## Required work
Wherever a line in the data holds the word "JSON", pull that line out.

── Task material ──

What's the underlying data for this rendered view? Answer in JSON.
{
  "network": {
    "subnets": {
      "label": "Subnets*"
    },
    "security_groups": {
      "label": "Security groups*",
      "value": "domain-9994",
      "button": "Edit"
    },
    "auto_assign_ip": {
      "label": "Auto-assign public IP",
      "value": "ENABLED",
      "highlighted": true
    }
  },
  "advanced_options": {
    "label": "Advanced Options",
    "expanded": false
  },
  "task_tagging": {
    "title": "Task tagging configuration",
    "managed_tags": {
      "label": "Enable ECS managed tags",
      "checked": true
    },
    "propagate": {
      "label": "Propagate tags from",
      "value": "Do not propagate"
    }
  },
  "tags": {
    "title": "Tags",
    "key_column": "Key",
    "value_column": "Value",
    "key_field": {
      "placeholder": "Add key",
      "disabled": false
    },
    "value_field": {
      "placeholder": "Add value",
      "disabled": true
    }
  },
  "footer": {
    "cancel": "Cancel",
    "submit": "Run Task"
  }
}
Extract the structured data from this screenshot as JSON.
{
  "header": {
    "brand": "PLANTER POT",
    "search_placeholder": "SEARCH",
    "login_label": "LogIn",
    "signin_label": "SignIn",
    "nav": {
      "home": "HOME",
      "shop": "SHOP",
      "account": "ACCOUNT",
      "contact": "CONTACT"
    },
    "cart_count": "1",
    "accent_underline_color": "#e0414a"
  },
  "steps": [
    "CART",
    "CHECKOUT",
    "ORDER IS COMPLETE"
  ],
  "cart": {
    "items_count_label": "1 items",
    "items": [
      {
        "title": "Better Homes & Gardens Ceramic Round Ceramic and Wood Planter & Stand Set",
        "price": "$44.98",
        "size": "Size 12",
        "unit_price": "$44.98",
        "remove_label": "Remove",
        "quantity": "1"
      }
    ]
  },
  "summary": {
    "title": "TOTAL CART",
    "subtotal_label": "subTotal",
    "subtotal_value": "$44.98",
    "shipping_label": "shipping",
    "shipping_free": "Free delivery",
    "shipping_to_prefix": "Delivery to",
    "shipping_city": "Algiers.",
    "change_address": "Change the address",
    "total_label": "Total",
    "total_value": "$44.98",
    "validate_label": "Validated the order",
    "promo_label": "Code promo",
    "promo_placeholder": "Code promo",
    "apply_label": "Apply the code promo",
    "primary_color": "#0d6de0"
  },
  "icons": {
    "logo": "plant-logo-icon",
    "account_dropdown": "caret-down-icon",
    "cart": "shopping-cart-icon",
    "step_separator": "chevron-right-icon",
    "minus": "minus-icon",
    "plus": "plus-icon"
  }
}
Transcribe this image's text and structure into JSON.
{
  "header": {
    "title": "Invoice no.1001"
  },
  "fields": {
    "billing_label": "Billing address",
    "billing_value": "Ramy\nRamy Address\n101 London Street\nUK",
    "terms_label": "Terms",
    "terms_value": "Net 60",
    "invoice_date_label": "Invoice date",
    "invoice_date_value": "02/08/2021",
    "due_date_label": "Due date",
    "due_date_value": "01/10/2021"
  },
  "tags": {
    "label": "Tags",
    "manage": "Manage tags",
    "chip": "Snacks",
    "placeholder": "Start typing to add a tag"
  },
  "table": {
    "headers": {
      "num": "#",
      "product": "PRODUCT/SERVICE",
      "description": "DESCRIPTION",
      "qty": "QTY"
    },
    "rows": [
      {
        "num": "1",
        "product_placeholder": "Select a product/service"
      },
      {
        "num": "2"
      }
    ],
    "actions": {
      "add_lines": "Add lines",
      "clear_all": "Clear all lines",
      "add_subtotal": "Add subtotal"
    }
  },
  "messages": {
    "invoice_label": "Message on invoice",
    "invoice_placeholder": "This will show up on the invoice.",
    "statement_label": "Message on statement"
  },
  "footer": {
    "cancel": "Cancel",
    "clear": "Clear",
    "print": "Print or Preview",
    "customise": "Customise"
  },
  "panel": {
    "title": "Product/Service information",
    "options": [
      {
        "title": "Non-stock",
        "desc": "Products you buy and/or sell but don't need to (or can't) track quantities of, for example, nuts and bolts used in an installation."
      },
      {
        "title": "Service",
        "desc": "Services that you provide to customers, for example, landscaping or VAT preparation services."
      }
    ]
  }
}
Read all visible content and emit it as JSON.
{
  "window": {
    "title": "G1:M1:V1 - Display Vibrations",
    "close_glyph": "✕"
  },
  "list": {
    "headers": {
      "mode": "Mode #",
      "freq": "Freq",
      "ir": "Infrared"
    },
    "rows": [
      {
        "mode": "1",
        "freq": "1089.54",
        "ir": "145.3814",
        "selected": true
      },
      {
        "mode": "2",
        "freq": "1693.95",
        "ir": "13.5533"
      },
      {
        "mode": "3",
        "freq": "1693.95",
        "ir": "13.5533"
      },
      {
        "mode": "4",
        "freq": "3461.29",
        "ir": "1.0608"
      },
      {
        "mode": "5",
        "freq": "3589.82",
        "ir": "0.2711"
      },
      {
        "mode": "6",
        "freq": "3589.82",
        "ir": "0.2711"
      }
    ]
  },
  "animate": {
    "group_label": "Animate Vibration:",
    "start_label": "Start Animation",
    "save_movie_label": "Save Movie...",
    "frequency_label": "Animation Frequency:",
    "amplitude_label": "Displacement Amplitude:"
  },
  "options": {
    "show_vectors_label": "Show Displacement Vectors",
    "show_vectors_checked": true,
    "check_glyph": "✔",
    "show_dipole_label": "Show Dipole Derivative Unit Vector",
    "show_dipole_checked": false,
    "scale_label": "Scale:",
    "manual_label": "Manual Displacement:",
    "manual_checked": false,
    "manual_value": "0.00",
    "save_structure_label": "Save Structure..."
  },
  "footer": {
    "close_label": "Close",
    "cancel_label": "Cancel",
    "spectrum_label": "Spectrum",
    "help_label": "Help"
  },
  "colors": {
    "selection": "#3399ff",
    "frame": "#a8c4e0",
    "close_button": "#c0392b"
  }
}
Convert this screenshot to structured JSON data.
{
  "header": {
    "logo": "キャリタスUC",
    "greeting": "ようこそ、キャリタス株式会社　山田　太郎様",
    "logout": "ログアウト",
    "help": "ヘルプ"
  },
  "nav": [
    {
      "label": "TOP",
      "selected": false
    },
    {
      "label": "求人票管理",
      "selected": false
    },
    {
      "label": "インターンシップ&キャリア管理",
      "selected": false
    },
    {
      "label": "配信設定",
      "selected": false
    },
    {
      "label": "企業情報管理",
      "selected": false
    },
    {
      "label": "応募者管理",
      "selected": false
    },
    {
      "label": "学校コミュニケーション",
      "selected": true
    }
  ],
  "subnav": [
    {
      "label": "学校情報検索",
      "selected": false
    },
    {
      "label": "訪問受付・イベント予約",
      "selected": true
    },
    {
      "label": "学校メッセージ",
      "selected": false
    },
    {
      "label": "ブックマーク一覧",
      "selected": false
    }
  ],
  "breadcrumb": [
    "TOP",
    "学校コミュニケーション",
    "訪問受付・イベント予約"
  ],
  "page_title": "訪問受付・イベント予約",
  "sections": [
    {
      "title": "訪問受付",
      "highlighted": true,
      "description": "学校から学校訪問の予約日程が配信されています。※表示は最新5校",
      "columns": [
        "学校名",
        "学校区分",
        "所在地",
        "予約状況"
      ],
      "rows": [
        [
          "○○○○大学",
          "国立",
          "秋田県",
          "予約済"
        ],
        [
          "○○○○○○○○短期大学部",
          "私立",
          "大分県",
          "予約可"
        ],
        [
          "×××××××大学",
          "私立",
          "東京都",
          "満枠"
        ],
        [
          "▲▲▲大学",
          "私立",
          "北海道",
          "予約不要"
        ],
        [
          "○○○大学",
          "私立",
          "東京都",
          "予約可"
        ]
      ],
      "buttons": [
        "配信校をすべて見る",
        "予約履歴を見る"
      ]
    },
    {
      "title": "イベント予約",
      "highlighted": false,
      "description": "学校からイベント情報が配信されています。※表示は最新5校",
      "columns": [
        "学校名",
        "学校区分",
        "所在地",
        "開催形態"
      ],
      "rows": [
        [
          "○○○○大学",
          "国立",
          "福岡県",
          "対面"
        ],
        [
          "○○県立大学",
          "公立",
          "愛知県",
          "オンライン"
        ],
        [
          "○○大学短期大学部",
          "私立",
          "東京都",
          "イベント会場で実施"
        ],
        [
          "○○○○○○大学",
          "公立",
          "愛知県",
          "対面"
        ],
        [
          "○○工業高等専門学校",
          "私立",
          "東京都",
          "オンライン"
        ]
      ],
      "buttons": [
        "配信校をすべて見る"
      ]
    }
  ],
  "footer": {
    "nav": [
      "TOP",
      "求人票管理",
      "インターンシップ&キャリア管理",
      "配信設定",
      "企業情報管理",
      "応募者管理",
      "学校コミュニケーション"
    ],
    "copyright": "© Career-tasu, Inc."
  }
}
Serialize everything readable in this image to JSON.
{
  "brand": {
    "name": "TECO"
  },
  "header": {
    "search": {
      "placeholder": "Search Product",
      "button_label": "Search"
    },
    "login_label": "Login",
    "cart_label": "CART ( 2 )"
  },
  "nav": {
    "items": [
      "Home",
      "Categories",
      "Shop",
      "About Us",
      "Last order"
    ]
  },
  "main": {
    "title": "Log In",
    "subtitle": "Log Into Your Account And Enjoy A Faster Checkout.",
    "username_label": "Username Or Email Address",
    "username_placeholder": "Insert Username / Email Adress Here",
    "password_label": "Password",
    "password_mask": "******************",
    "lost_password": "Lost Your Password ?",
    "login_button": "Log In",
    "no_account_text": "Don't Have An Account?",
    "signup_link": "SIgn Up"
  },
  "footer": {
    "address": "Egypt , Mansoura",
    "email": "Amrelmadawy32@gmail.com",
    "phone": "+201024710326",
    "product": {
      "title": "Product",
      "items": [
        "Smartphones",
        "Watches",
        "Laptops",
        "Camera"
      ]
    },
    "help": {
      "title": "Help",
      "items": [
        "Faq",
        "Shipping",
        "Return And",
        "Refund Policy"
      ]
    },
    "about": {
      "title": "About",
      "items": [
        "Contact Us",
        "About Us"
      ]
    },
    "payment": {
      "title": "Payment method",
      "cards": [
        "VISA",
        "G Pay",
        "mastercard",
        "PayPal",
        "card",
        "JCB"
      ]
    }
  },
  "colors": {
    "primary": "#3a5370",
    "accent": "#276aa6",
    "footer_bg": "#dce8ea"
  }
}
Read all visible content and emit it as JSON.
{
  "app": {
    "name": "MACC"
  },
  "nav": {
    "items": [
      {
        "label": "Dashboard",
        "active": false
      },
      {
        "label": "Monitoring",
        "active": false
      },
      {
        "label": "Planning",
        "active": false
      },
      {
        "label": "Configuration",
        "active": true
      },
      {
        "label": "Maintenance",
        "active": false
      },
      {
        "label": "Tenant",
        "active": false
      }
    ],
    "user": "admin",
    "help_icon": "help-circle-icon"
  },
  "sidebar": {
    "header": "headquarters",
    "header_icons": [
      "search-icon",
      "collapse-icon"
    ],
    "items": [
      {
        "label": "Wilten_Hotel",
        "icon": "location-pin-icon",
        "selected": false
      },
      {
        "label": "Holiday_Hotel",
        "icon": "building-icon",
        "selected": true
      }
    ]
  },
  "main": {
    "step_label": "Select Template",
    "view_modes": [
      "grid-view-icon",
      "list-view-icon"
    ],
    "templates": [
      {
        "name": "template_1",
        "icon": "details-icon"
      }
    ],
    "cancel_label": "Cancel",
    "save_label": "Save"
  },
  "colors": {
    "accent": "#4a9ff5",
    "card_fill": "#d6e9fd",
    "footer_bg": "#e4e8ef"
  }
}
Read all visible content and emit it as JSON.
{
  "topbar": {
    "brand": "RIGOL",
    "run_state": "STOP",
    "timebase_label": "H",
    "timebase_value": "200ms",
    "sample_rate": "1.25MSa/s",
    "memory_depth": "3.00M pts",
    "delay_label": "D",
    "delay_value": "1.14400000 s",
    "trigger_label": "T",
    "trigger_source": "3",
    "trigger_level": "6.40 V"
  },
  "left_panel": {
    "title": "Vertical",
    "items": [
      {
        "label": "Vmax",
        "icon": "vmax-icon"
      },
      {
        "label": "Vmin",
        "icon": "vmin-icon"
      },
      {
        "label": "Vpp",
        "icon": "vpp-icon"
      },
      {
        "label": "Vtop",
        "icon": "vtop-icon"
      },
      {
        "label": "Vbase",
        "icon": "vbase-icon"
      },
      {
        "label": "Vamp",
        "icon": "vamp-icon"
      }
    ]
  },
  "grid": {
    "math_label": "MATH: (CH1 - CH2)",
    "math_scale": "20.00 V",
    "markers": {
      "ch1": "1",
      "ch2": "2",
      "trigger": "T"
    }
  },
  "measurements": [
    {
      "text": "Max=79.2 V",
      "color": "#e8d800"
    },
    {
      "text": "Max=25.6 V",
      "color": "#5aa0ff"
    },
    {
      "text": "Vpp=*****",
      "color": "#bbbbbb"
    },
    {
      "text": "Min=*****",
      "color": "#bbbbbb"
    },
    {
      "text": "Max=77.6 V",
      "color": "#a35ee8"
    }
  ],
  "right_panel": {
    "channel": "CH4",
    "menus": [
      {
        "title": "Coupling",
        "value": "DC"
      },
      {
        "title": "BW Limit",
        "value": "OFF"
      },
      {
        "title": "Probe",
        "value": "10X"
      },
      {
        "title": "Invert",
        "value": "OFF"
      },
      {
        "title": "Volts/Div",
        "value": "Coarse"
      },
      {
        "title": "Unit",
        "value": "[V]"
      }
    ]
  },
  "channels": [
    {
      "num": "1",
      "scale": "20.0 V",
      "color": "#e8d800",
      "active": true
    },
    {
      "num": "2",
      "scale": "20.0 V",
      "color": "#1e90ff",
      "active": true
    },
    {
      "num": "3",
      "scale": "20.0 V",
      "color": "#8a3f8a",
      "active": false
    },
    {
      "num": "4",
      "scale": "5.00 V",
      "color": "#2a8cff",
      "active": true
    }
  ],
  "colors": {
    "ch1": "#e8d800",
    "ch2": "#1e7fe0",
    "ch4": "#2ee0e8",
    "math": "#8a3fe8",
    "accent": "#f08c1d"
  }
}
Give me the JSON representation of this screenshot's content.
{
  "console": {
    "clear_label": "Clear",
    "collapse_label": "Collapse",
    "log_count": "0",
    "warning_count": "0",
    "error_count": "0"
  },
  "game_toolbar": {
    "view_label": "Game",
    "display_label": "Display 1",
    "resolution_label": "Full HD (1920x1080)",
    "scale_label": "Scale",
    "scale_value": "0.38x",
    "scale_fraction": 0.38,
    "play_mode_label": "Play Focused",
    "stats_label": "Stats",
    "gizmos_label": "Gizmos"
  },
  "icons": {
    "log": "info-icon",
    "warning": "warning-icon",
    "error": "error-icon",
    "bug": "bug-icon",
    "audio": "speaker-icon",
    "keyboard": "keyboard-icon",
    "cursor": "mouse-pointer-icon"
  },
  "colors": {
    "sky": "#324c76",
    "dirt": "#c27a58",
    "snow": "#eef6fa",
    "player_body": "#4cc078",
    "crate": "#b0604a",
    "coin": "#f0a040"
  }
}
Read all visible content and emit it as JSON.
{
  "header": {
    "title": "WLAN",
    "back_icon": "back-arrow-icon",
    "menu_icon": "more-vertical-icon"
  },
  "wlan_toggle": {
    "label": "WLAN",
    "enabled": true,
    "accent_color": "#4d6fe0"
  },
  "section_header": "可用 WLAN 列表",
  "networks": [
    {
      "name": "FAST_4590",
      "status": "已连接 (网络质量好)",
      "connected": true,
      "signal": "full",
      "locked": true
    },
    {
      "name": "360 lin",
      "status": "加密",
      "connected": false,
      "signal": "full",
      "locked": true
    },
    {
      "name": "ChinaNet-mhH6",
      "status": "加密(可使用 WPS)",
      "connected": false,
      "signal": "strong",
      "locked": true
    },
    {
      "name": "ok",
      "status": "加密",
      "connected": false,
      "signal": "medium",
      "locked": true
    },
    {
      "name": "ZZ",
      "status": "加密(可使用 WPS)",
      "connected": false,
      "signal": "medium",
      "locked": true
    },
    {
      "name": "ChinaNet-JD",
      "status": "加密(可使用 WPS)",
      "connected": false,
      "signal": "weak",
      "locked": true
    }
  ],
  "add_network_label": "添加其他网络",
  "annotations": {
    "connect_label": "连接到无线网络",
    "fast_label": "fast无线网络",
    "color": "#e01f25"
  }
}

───

## Expected answer
What's the underlying data for this rendered view? Answer in JSON.
Extract the structured data from this screenshot as JSON.
Transcribe this image's text and structure into JSON.
Read all visible content and emit it as JSON.
Convert this screenshot to structured JSON data.
Serialize everything readable in this image to JSON.
Read all visible content and emit it as JSON.
Read all visible content and emit it as JSON.
Give me the JSON representation of this screenshot's content.
Read all visible content and emit it as JSON.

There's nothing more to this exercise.